_REQUIRED ACTION:_ Return the full set of entries below exactly, leaving every image out.

_SOURCE DATA:_
-------

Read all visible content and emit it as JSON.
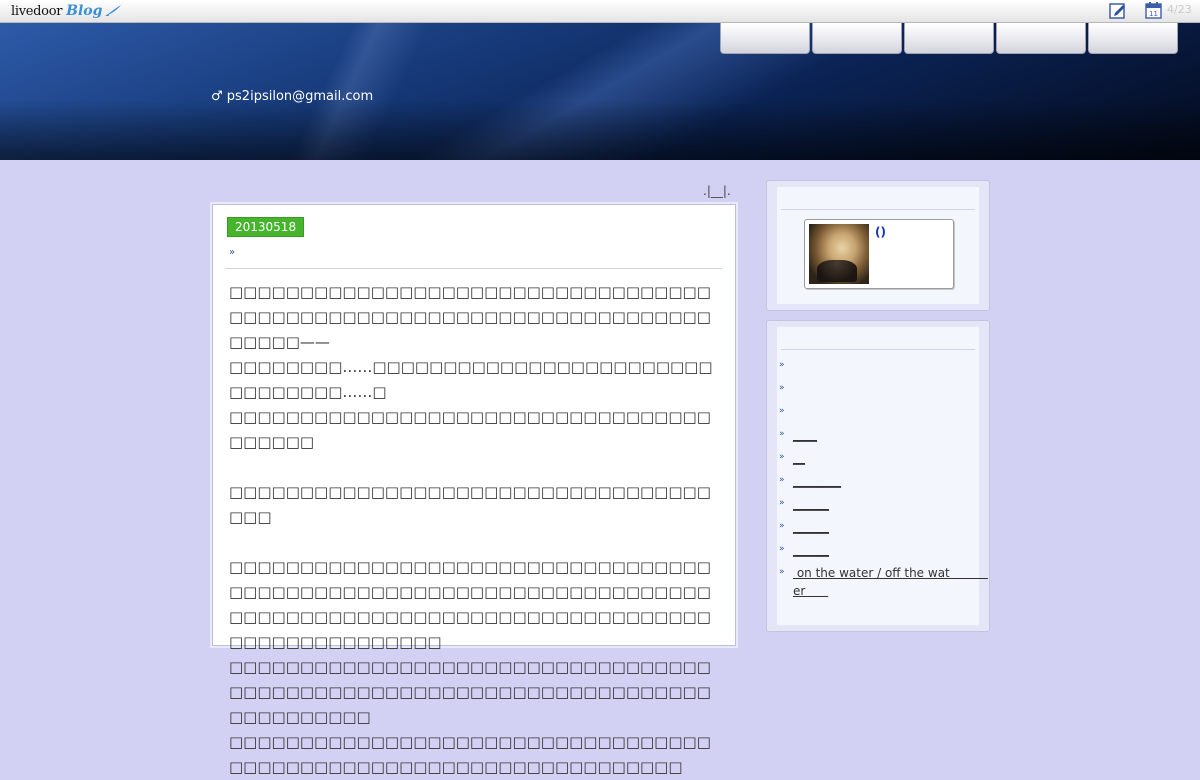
{
  "topbar": {
    "logo_text": "livedoor",
    "logo_sub": "Blog",
    "icons": [
      "edit-icon",
      "calendar-icon"
    ],
    "calendar_day": "11",
    "count": "4/23"
  },
  "header": {
    "nav": [
      "",
      "",
      "",
      "",
      ""
    ],
    "email": "♂ ps2ipsilon@gmail.com"
  },
  "breadcrumb": ".|__|.",
  "article": {
    "date": "20130518",
    "title_marker": "»",
    "paragraphs": [
      "□□□□□□□□□□□□□□□□□□□□□□□□□□□□□□□□□□□□□□□□□□□□□□□□□□□□□□□□□□□□□□□□□□□□□□□□□——",
      "□□□□□□□□……□□□□□□□□□□□□□□□□□□□□□□□□□□□□□□□□……□",
      "□□□□□□□□□□□□□□□□□□□□□□□□□□□□□□□□□□□□□□□□",
      "",
      "□□□□□□□□□□□□□□□□□□□□□□□□□□□□□□□□□□□□□",
      "",
      "□□□□□□□□□□□□□□□□□□□□□□□□□□□□□□□□□□□□□□□□□□□□□□□□□□□□□□□□□□□□□□□□□□□□□□□□□□□□□□□□□□□□□□□□□□□□□□□□□□□□□□□□□□□□□□□□□□□□□",
      "□□□□□□□□□□□□□□□□□□□□□□□□□□□□□□□□□□□□□□□□□□□□□□□□□□□□□□□□□□□□□□□□□□□□□□□□□□□□□□",
      "□□□□□□□□□□□□□□□□□□□□□□□□□□□□□□□□□□□□□□□□□□□□□□□□□□□□□□□□□□□□□□□□□□"
    ]
  },
  "sidebar": {
    "profile": {
      "name": "()"
    },
    "list": [
      {
        "marker": "»",
        "label": ""
      },
      {
        "marker": "»",
        "label": ""
      },
      {
        "marker": "»",
        "label": ""
      },
      {
        "marker": "»",
        "label": "____"
      },
      {
        "marker": "»",
        "label": "__"
      },
      {
        "marker": "»",
        "label": "________"
      },
      {
        "marker": "»",
        "label": "______"
      },
      {
        "marker": "»",
        "label": "______"
      },
      {
        "marker": "»",
        "label": "______"
      },
      {
        "marker": "»",
        "label": " on the water / off the wat          \ner      "
      }
    ]
  }
}
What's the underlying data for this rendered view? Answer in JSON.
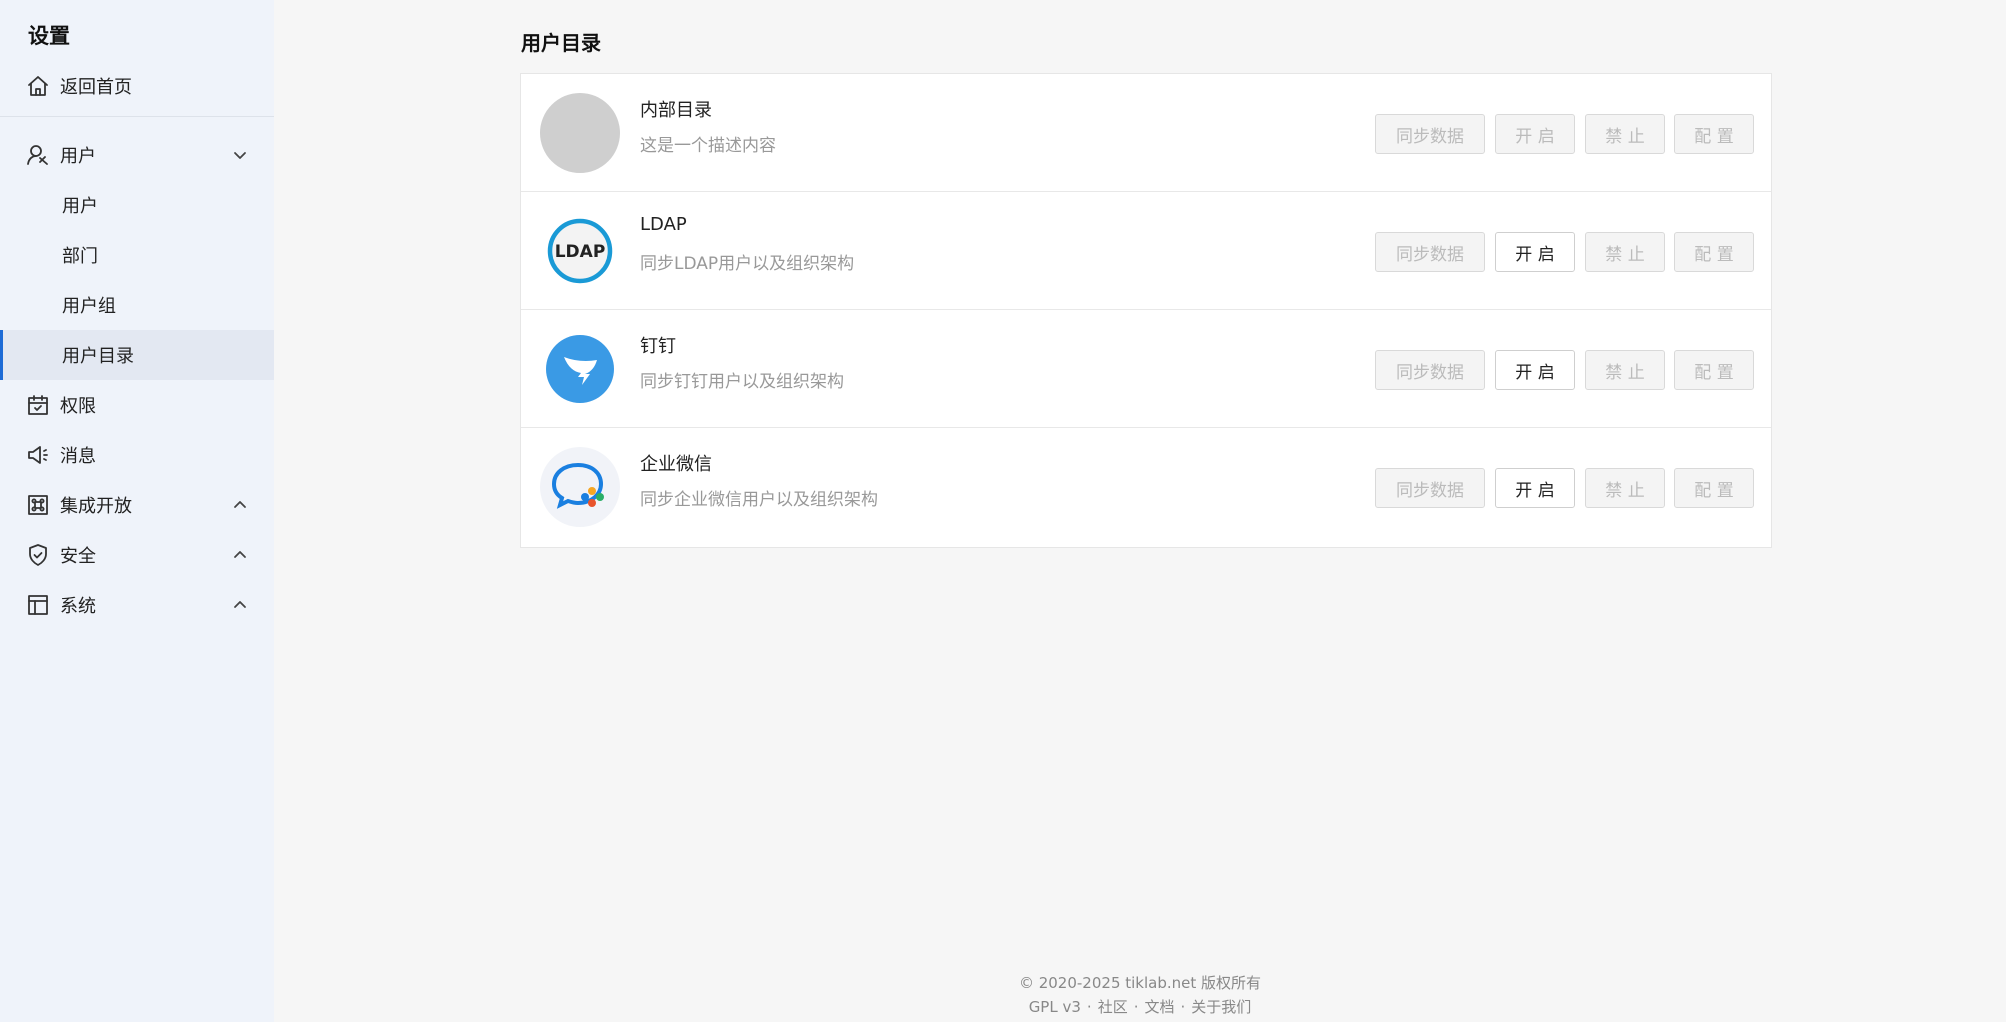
{
  "sidebar": {
    "title": "设置",
    "home": "返回首页",
    "user_group": "用户",
    "sub_items": [
      "用户",
      "部门",
      "用户组",
      "用户目录"
    ],
    "items": [
      {
        "label": "权限",
        "icon": "calendar-check-icon"
      },
      {
        "label": "消息",
        "icon": "megaphone-icon"
      },
      {
        "label": "集成开放",
        "icon": "command-icon"
      },
      {
        "label": "安全",
        "icon": "shield-icon"
      },
      {
        "label": "系统",
        "icon": "layout-icon"
      }
    ]
  },
  "main": {
    "title": "用户目录",
    "directories": [
      {
        "name": "内部目录",
        "desc": "这是一个描述内容",
        "logo": "gray-circle"
      },
      {
        "name": "LDAP",
        "desc": "同步LDAP用户以及组织架构",
        "logo": "ldap-logo",
        "logo_text": "LDAP"
      },
      {
        "name": "钉钉",
        "desc": "同步钉钉用户以及组织架构",
        "logo": "dingtalk-logo"
      },
      {
        "name": "企业微信",
        "desc": "同步企业微信用户以及组织架构",
        "logo": "wecom-logo"
      }
    ],
    "buttons": {
      "sync": "同步数据",
      "open": "开 启",
      "disable": "禁 止",
      "config": "配 置"
    }
  },
  "footer": {
    "copyright": "© 2020-2025 tiklab.net 版权所有",
    "links": [
      "GPL v3",
      "社区",
      "文档",
      "关于我们"
    ]
  },
  "colors": {
    "accent": "#1d6bd6",
    "dingtalk": "#3a9ae5",
    "ldap": "#1a9ad6"
  }
}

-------

_REPLY TO THE TASK:_
Read all visible content and emit it as JSON.
{
  "topbar": {
    "logo_text": "livedoor",
    "logo_sub": "Blog",
    "icons": [
      "edit-icon",
      "calendar-icon"
    ],
    "calendar_day": "11",
    "count": "4/23"
  },
  "header": {
    "nav": [
      "",
      "",
      "",
      "",
      ""
    ],
    "email": "♂ ps2ipsilon@gmail.com"
  },
  "breadcrumb": ".|__|.",
  "article": {
    "date": "20130518",
    "title_marker": "»",
    "paragraphs": [
      "□□□□□□□□□□□□□□□□□□□□□□□□□□□□□□□□□□□□□□□□□□□□□□□□□□□□□□□□□□□□□□□□□□□□□□□□□——",
      "□□□□□□□□……□□□□□□□□□□□□□□□□□□□□□□□□□□□□□□□□……□",
      "□□□□□□□□□□□□□□□□□□□□□□□□□□□□□□□□□□□□□□□□",
      "",
      "□□□□□□□□□□□□□□□□□□□□□□□□□□□□□□□□□□□□□",
      "",
      "□□□□□□□□□□□□□□□□□□□□□□□□□□□□□□□□□□□□□□□□□□□□□□□□□□□□□□□□□□□□□□□□□□□□□□□□□□□□□□□□□□□□□□□□□□□□□□□□□□□□□□□□□□□□□□□□□□□□□",
      "□□□□□□□□□□□□□□□□□□□□□□□□□□□□□□□□□□□□□□□□□□□□□□□□□□□□□□□□□□□□□□□□□□□□□□□□□□□□□□",
      "□□□□□□□□□□□□□□□□□□□□□□□□□□□□□□□□□□□□□□□□□□□□□□□□□□□□□□□□□□□□□□□□□□"
    ]
  },
  "sidebar": {
    "profile": {
      "name": "()"
    },
    "list": [
      {
        "marker": "»",
        "label": ""
      },
      {
        "marker": "»",
        "label": ""
      },
      {
        "marker": "»",
        "label": ""
      },
      {
        "marker": "»",
        "label": "____"
      },
      {
        "marker": "»",
        "label": "__"
      },
      {
        "marker": "»",
        "label": "________"
      },
      {
        "marker": "»",
        "label": "______"
      },
      {
        "marker": "»",
        "label": "______"
      },
      {
        "marker": "»",
        "label": "______"
      },
      {
        "marker": "»",
        "label": " on the water / off the wat          \ner      "
      }
    ]
  }
}
What's the underlying data for this rendered view? Answer in JSON.
{
  "sidebar": {
    "title": "设置",
    "home": "返回首页",
    "user_group": "用户",
    "sub_items": [
      "用户",
      "部门",
      "用户组",
      "用户目录"
    ],
    "items": [
      {
        "label": "权限",
        "icon": "calendar-check-icon"
      },
      {
        "label": "消息",
        "icon": "megaphone-icon"
      },
      {
        "label": "集成开放",
        "icon": "command-icon"
      },
      {
        "label": "安全",
        "icon": "shield-icon"
      },
      {
        "label": "系统",
        "icon": "layout-icon"
      }
    ]
  },
  "main": {
    "title": "用户目录",
    "directories": [
      {
        "name": "内部目录",
        "desc": "这是一个描述内容",
        "logo": "gray-circle"
      },
      {
        "name": "LDAP",
        "desc": "同步LDAP用户以及组织架构",
        "logo": "ldap-logo",
        "logo_text": "LDAP"
      },
      {
        "name": "钉钉",
        "desc": "同步钉钉用户以及组织架构",
        "logo": "dingtalk-logo"
      },
      {
        "name": "企业微信",
        "desc": "同步企业微信用户以及组织架构",
        "logo": "wecom-logo"
      }
    ],
    "buttons": {
      "sync": "同步数据",
      "open": "开 启",
      "disable": "禁 止",
      "config": "配 置"
    }
  },
  "footer": {
    "copyright": "© 2020-2025 tiklab.net 版权所有",
    "links": [
      "GPL v3",
      "社区",
      "文档",
      "关于我们"
    ]
  },
  "colors": {
    "accent": "#1d6bd6",
    "dingtalk": "#3a9ae5",
    "ldap": "#1a9ad6"
  }
}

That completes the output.